Peabody in trouble again – what does it mean for Australian operations?


Peabody Energy was for a very long time the largest publicly-listed coal mining company in the world, and traces its history back to 1883. It was largest in terms of market valuation rather than annual production (where the award would go to the state-owned Coal India). But in late November the market value of the US-based company was just US$134 million, and the company has given formal notice that it may have to enter bankruptcy-protection (Chapter 11 proceedings under US law).

So what went wrong and what does it mean for the company’s substantial Australian operations?

On 9 November Peabody announced its third quarter results, showing a loss of US$1.6 billion for the nine months to end-September on revenue of US$2.15 billion. (Much but not all of the loss is due the one-off impact associated with the North Goonyella mine fire in Australia.) It stated that it would be likely to be unable to meet the terms of its borrowings and so could be forced into bankruptcy unless it can reach new deals with its lenders.

This would be the second time in just five years that Peabody has entered bankruptcy proceedings. And in the USA it is far from alone in going bankrupt or near-bankrupt. Many big names in US coal have followed a similar path in the last several years – Arch, Murray, Alpha, Walter Energy, Patriot Coal, Westmoreland and many more.

What is going on is that the US coal industry is in major decline. Production peaked in 2011 at almost 1.1 billion tonnes. By 2019 the figure was 706 million tonnes, a level last seen in about 1978. Employment is also in major decline – from almost 90,000 in 2011 to just over 50,000 in 2019.

The principal cause has been cheap gas (from fracking) replacing coal in power generation, with coal’s share of power supply dropping from over 50% in 2005 to 20% in early 2020. Early 2020 also saw the share of renewable energy surpass coal-fired electricity. As renewables continue to fall in price, more coal power and coal supply will be forced out.

This occurred before Donald Trump became President and barely halted on his watch despite his claims to back coal. Coal plant retirements fell to under 10 Gigawatts per year in 2016 and 2017, but rose again to around 15GW in 2018 and 2019. 2020 will be even worse for coal and while there may be a small post-pandemic boost in 2021, there is no one who does not see US coal in permanent decline.

The situation in Australia is different – most coal production is exported rather than used domestically, so the already-evident decline in coal power generation has had less impact due to continuing growth in Asian markets.

Back in 2016 when Peabody had its first bankruptcy proceedings, the Australian operations were largely sheltered from it. At that time, Australian coal was actually recovering from price declines since the end of the Resources Boom in 2012 and commencing a mini-boom that was to last until mid-2019.

This time it’s different, as the end-2019 decline continues into 2020 and has been exacerbated (though not greatly) by the pandemic. The job losses during the pandemic so far have been modest, but Peabody mines such as Coppabella, Wambo and Metropolitan have been prominent.

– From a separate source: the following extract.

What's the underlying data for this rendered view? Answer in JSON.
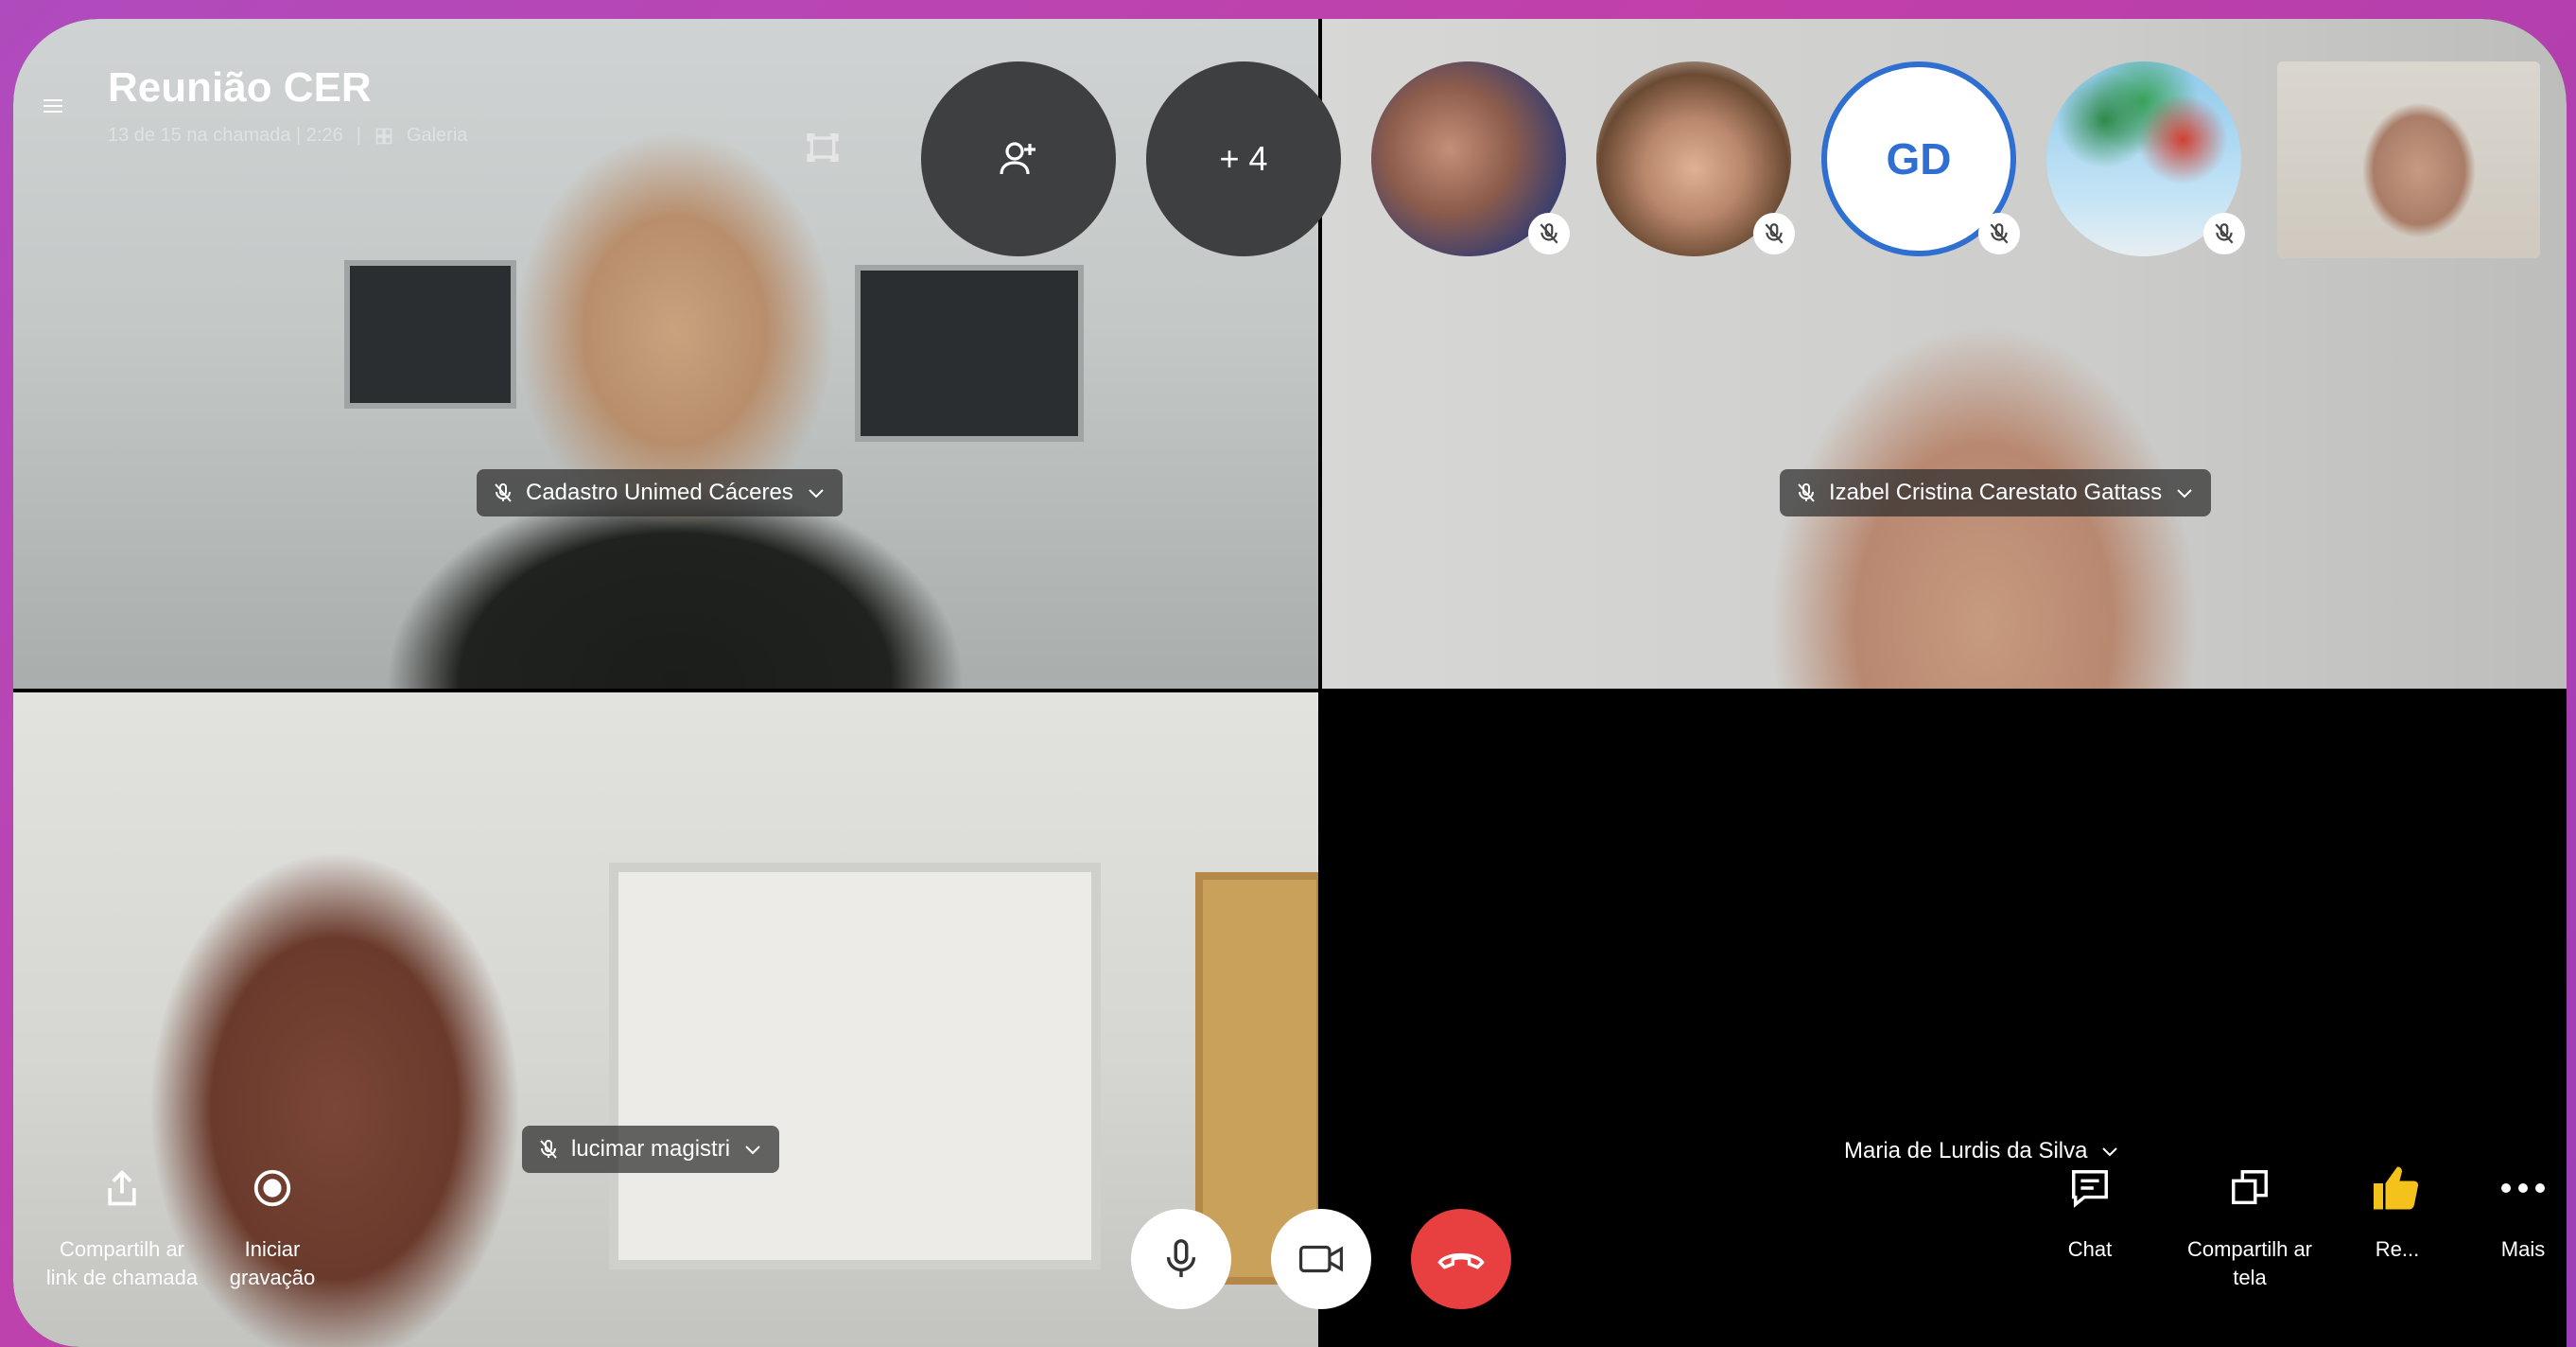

It seems the Wilpinjong mine is the most profitable of Peabody’s operations, and corporate restructuring is occurring so that some debt can be secured against just that mine. The history in Australia with respect to coal companies going broke is that some other investor tends to buy them and, with a lower capital cost, they are profitable again.

But that does depend on where investors think international coal markets are heading (too big story for this article) and, for smaller investors, their capacity to raise finance for coal mining. Not only are many financial institutions becoming reluctant to finance coal mining, but providers of essential business insurance are also becoming more hesitant.

Overall Peabody’s Australian mines remain in a better situation than the US mines, but it remains to be seen what consequences Peabody’s troubles in its home base will cause.

Peter Colley
National Research Director

 


Back to issue: November 2020